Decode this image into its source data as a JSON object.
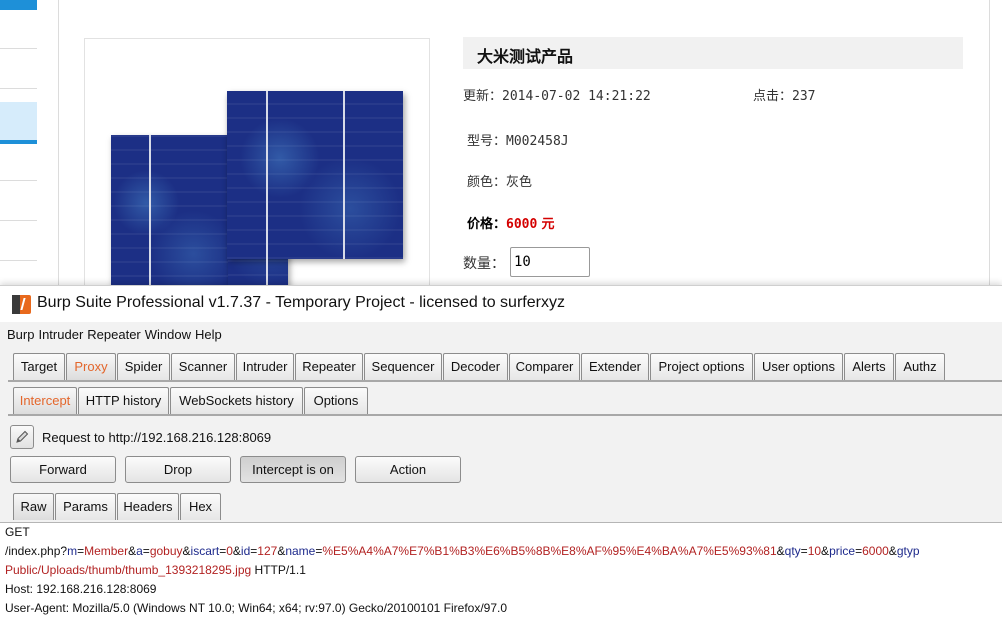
{
  "webpage": {
    "product_title": "大米测试产品",
    "update_label": "更新：",
    "update_value": "2014-07-02 14:21:22",
    "clicks_label": "点击：",
    "clicks_value": "237",
    "model_label": "型号：",
    "model_value": "M002458J",
    "color_label": "颜色：",
    "color_value": "灰色",
    "price_label": "价格：",
    "price_value": "6000",
    "price_unit": "元",
    "quantity_label": "数量：",
    "quantity_value": "10"
  },
  "burp": {
    "window_title": "Burp Suite Professional v1.7.37 - Temporary Project - licensed to surferxyz",
    "menu": [
      "Burp",
      "Intruder",
      "Repeater",
      "Window",
      "Help"
    ],
    "tabs": [
      "Target",
      "Proxy",
      "Spider",
      "Scanner",
      "Intruder",
      "Repeater",
      "Sequencer",
      "Decoder",
      "Comparer",
      "Extender",
      "Project options",
      "User options",
      "Alerts",
      "Authz"
    ],
    "active_tab": "Proxy",
    "subtabs": [
      "Intercept",
      "HTTP history",
      "WebSockets history",
      "Options"
    ],
    "active_subtab": "Intercept",
    "request_label": "Request to http://192.168.216.128:8069",
    "buttons": {
      "forward": "Forward",
      "drop": "Drop",
      "intercept": "Intercept is on",
      "action": "Action"
    },
    "editor_tabs": [
      "Raw",
      "Params",
      "Headers",
      "Hex"
    ],
    "active_editor_tab": "Raw",
    "request": {
      "method": "GET",
      "path": "/index.php?",
      "params": [
        {
          "key": "m",
          "value": "Member"
        },
        {
          "key": "a",
          "value": "gobuy"
        },
        {
          "key": "iscart",
          "value": "0"
        },
        {
          "key": "id",
          "value": "127"
        },
        {
          "key": "name",
          "value": "%E5%A4%A7%E7%B1%B3%E6%B5%8B%E8%AF%95%E4%BA%A7%E5%93%81"
        },
        {
          "key": "qty",
          "value": "10"
        },
        {
          "key": "price",
          "value": "6000"
        },
        {
          "key": "gtyp",
          "value": ""
        }
      ],
      "line3_value": "Public/Uploads/thumb/thumb_1393218295.jpg",
      "line3_suffix": " HTTP/1.1",
      "host": "Host: 192.168.216.128:8069",
      "user_agent": "User-Agent: Mozilla/5.0 (Windows NT 10.0; Win64; x64; rv:97.0) Gecko/20100101 Firefox/97.0"
    }
  },
  "colors": {
    "accent_orange": "#e4662b",
    "price_red": "#d40000",
    "param_key": "#1e2a8c",
    "param_value": "#b22222"
  }
}
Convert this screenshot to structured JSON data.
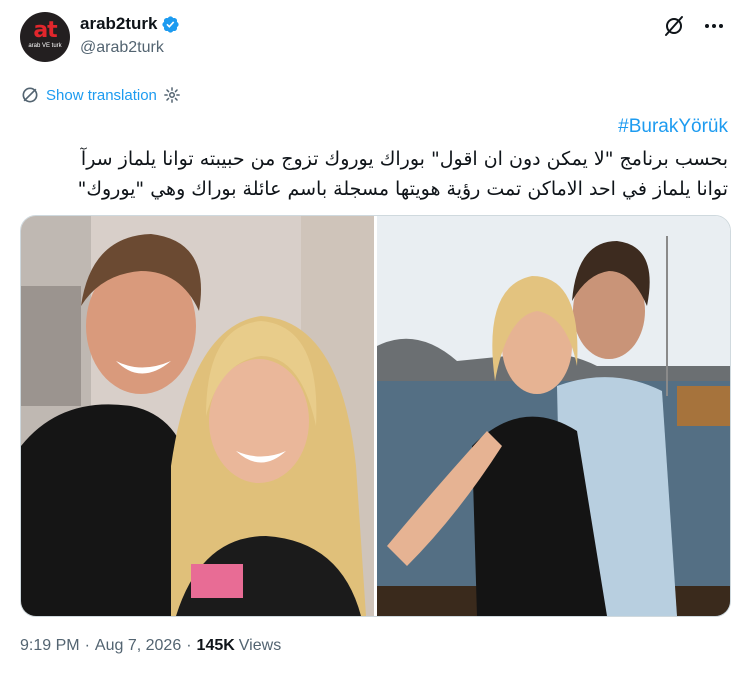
{
  "account": {
    "display_name": "arab2turk",
    "handle": "@arab2turk",
    "verified": true,
    "avatar_text": "at",
    "avatar_subtext": "arab VE turk"
  },
  "translate": {
    "label": "Show translation"
  },
  "tweet": {
    "hashtag": "#BurakYörük",
    "line1": "بحسب برنامج \"لا يمكن دون ان اقول\" بوراك يوروك تزوج من حبيبته توانا يلماز سرآ",
    "line2": "توانا يلماز في احد الاماكن تمت رؤية هويتها مسجلة باسم عائلة بوراك وهي \"يوروك\""
  },
  "photos": [
    {
      "subject": "couple-selfie"
    },
    {
      "subject": "couple-on-boat"
    }
  ],
  "meta": {
    "time": "9:19 PM",
    "date": "Aug 7, 2026",
    "views_count": "145K",
    "views_label": "Views"
  },
  "icons": {
    "verified": "verified-badge-icon",
    "grok": "grok-icon",
    "more": "more-icon",
    "translate": "globe-icon",
    "settings": "gear-icon"
  },
  "colors": {
    "accent": "#1d9bf0",
    "text": "#0f1419",
    "secondary": "#536471",
    "border": "#cfd9de"
  }
}
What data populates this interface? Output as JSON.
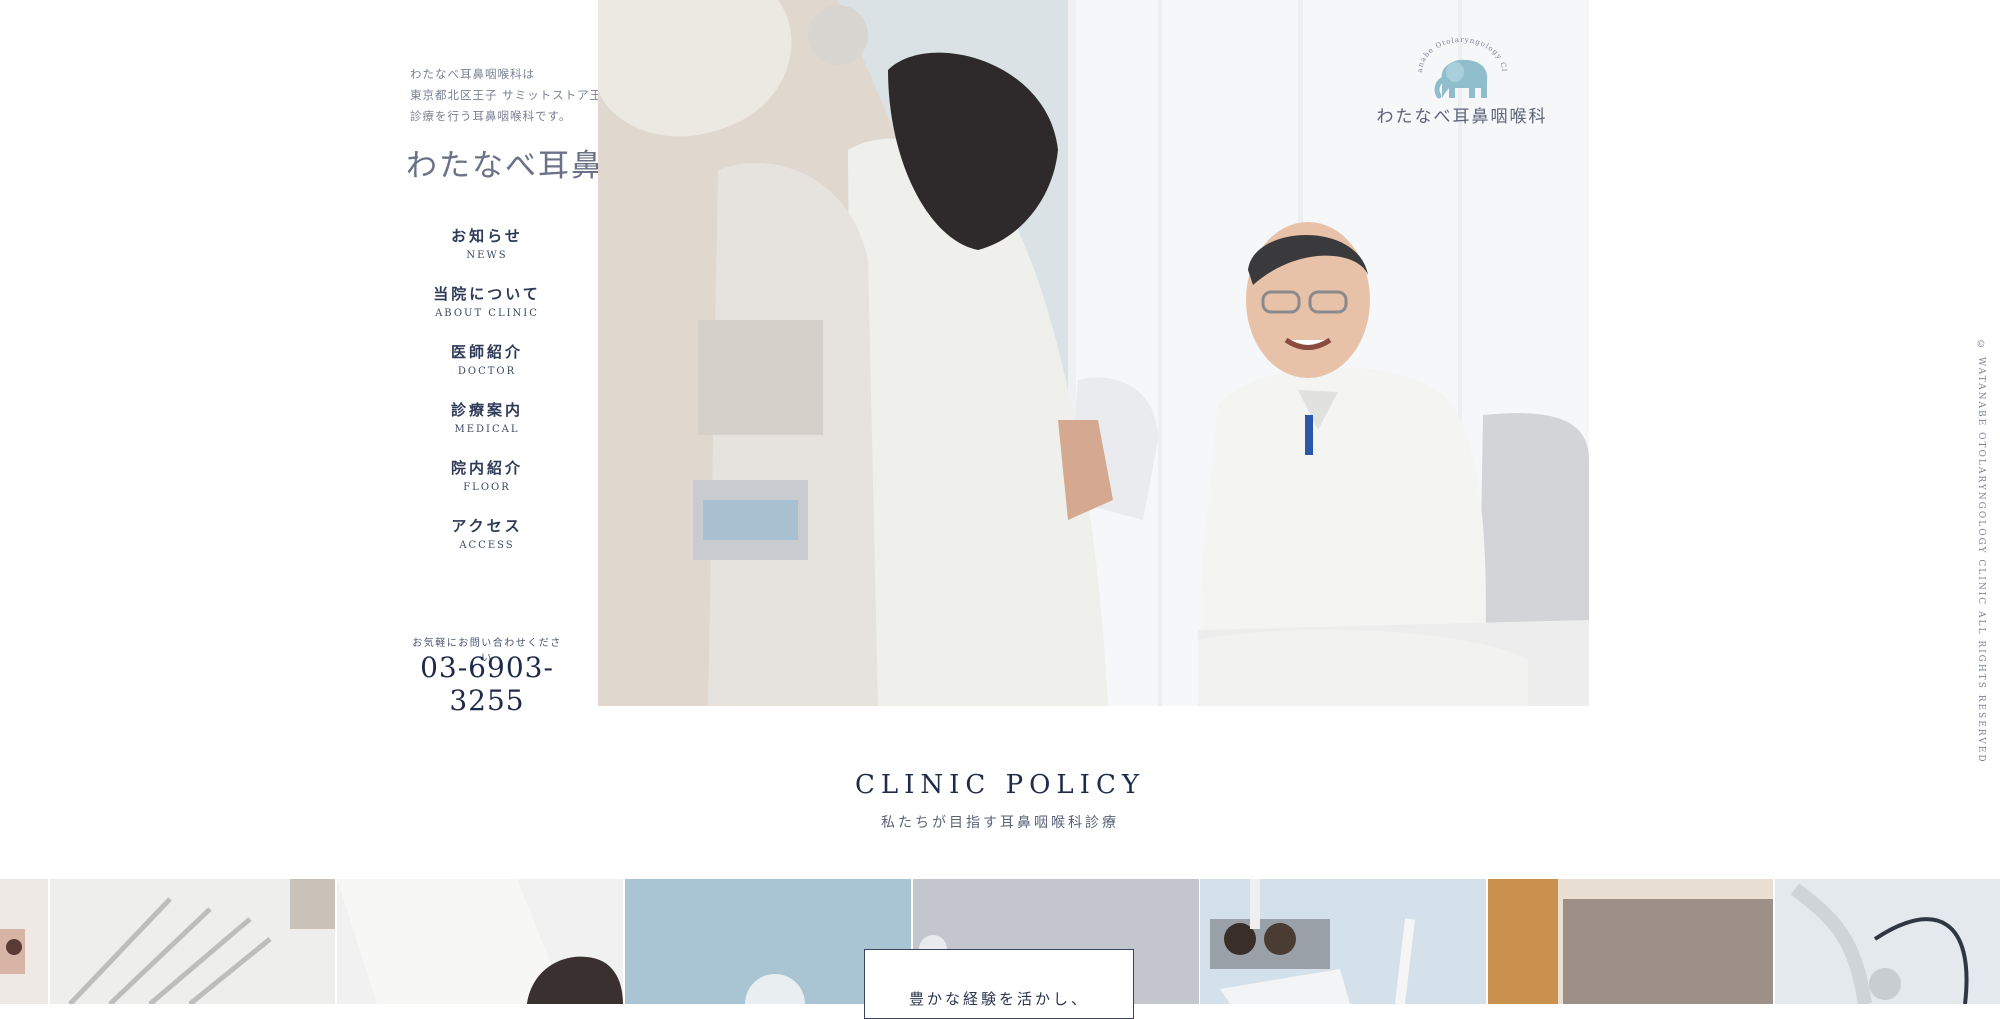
{
  "intro": {
    "lines": [
      "わたなべ耳鼻咽喉科は",
      "東京都北区王子 サミットストア王子桜田通り店で",
      "診療を行う耳鼻咽喉科です。"
    ]
  },
  "site_title": "わたなべ耳鼻咽喉科",
  "nav": {
    "items": [
      {
        "ja": "お知らせ",
        "en": "NEWS"
      },
      {
        "ja": "当院について",
        "en": "ABOUT CLINIC"
      },
      {
        "ja": "医師紹介",
        "en": "DOCTOR"
      },
      {
        "ja": "診療案内",
        "en": "MEDICAL"
      },
      {
        "ja": "院内紹介",
        "en": "FLOOR"
      },
      {
        "ja": "アクセス",
        "en": "ACCESS"
      }
    ]
  },
  "contact": {
    "lead": "お気軽にお問い合わせください",
    "phone": "03-6903-3255"
  },
  "logo": {
    "arc_text": "Watanabe Otolaryngology Clinic",
    "name": "わたなべ耳鼻咽喉科",
    "icon": "elephant-icon",
    "color": "#8fbdcc"
  },
  "copyright": "© WATANABE OTOLARYNGOLOGY CLINIC ALL RIGHTS RESERVED",
  "policy": {
    "title": "CLINIC POLICY",
    "subtitle": "私たちが目指す耳鼻咽喉科診療"
  },
  "card": {
    "text": "豊かな経験を活かし、"
  },
  "colors": {
    "navy": "#1f2b4a",
    "text_gray": "#7a8194",
    "accent_blue": "#8fbdcc"
  }
}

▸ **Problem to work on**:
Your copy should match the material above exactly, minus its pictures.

▸ **Answer box**:
Decode this image into its source data as a JSON object.
{
  "webpage": {
    "product_title": "大米测试产品",
    "update_label": "更新：",
    "update_value": "2014-07-02 14:21:22",
    "clicks_label": "点击：",
    "clicks_value": "237",
    "model_label": "型号：",
    "model_value": "M002458J",
    "color_label": "颜色：",
    "color_value": "灰色",
    "price_label": "价格：",
    "price_value": "6000",
    "price_unit": "元",
    "quantity_label": "数量：",
    "quantity_value": "10"
  },
  "burp": {
    "window_title": "Burp Suite Professional v1.7.37 - Temporary Project - licensed to surferxyz",
    "menu": [
      "Burp",
      "Intruder",
      "Repeater",
      "Window",
      "Help"
    ],
    "tabs": [
      "Target",
      "Proxy",
      "Spider",
      "Scanner",
      "Intruder",
      "Repeater",
      "Sequencer",
      "Decoder",
      "Comparer",
      "Extender",
      "Project options",
      "User options",
      "Alerts",
      "Authz"
    ],
    "active_tab": "Proxy",
    "subtabs": [
      "Intercept",
      "HTTP history",
      "WebSockets history",
      "Options"
    ],
    "active_subtab": "Intercept",
    "request_label": "Request to http://192.168.216.128:8069",
    "buttons": {
      "forward": "Forward",
      "drop": "Drop",
      "intercept": "Intercept is on",
      "action": "Action"
    },
    "editor_tabs": [
      "Raw",
      "Params",
      "Headers",
      "Hex"
    ],
    "active_editor_tab": "Raw",
    "request": {
      "method": "GET",
      "path": "/index.php?",
      "params": [
        {
          "key": "m",
          "value": "Member"
        },
        {
          "key": "a",
          "value": "gobuy"
        },
        {
          "key": "iscart",
          "value": "0"
        },
        {
          "key": "id",
          "value": "127"
        },
        {
          "key": "name",
          "value": "%E5%A4%A7%E7%B1%B3%E6%B5%8B%E8%AF%95%E4%BA%A7%E5%93%81"
        },
        {
          "key": "qty",
          "value": "10"
        },
        {
          "key": "price",
          "value": "6000"
        },
        {
          "key": "gtyp",
          "value": ""
        }
      ],
      "line3_value": "Public/Uploads/thumb/thumb_1393218295.jpg",
      "line3_suffix": " HTTP/1.1",
      "host": "Host: 192.168.216.128:8069",
      "user_agent": "User-Agent: Mozilla/5.0 (Windows NT 10.0; Win64; x64; rv:97.0) Gecko/20100101 Firefox/97.0"
    }
  },
  "colors": {
    "accent_orange": "#e4662b",
    "price_red": "#d40000",
    "param_key": "#1e2a8c",
    "param_value": "#b22222"
  }
}
Convert this screenshot to structured JSON data.
{
  "account": {
    "display_name": "arab2turk",
    "handle": "@arab2turk",
    "verified": true,
    "avatar_text": "at",
    "avatar_subtext": "arab VE turk"
  },
  "translate": {
    "label": "Show translation"
  },
  "tweet": {
    "hashtag": "#BurakYörük",
    "line1": "بحسب برنامج \"لا يمكن دون ان اقول\" بوراك يوروك تزوج من حبيبته توانا يلماز سرآ",
    "line2": "توانا يلماز في احد الاماكن تمت رؤية هويتها مسجلة باسم عائلة بوراك وهي \"يوروك\""
  },
  "photos": [
    {
      "subject": "couple-selfie"
    },
    {
      "subject": "couple-on-boat"
    }
  ],
  "meta": {
    "time": "9:19 PM",
    "date": "Aug 7, 2026",
    "views_count": "145K",
    "views_label": "Views"
  },
  "icons": {
    "verified": "verified-badge-icon",
    "grok": "grok-icon",
    "more": "more-icon",
    "translate": "globe-icon",
    "settings": "gear-icon"
  },
  "colors": {
    "accent": "#1d9bf0",
    "text": "#0f1419",
    "secondary": "#536471",
    "border": "#cfd9de"
  }
}
What data populates this interface? Output as JSON.
{
  "intro": {
    "lines": [
      "わたなべ耳鼻咽喉科は",
      "東京都北区王子 サミットストア王子桜田通り店で",
      "診療を行う耳鼻咽喉科です。"
    ]
  },
  "site_title": "わたなべ耳鼻咽喉科",
  "nav": {
    "items": [
      {
        "ja": "お知らせ",
        "en": "NEWS"
      },
      {
        "ja": "当院について",
        "en": "ABOUT CLINIC"
      },
      {
        "ja": "医師紹介",
        "en": "DOCTOR"
      },
      {
        "ja": "診療案内",
        "en": "MEDICAL"
      },
      {
        "ja": "院内紹介",
        "en": "FLOOR"
      },
      {
        "ja": "アクセス",
        "en": "ACCESS"
      }
    ]
  },
  "contact": {
    "lead": "お気軽にお問い合わせください",
    "phone": "03-6903-3255"
  },
  "logo": {
    "arc_text": "Watanabe Otolaryngology Clinic",
    "name": "わたなべ耳鼻咽喉科",
    "icon": "elephant-icon",
    "color": "#8fbdcc"
  },
  "copyright": "© WATANABE OTOLARYNGOLOGY CLINIC ALL RIGHTS RESERVED",
  "policy": {
    "title": "CLINIC POLICY",
    "subtitle": "私たちが目指す耳鼻咽喉科診療"
  },
  "card": {
    "text": "豊かな経験を活かし、"
  },
  "colors": {
    "navy": "#1f2b4a",
    "text_gray": "#7a8194",
    "accent_blue": "#8fbdcc"
  }
}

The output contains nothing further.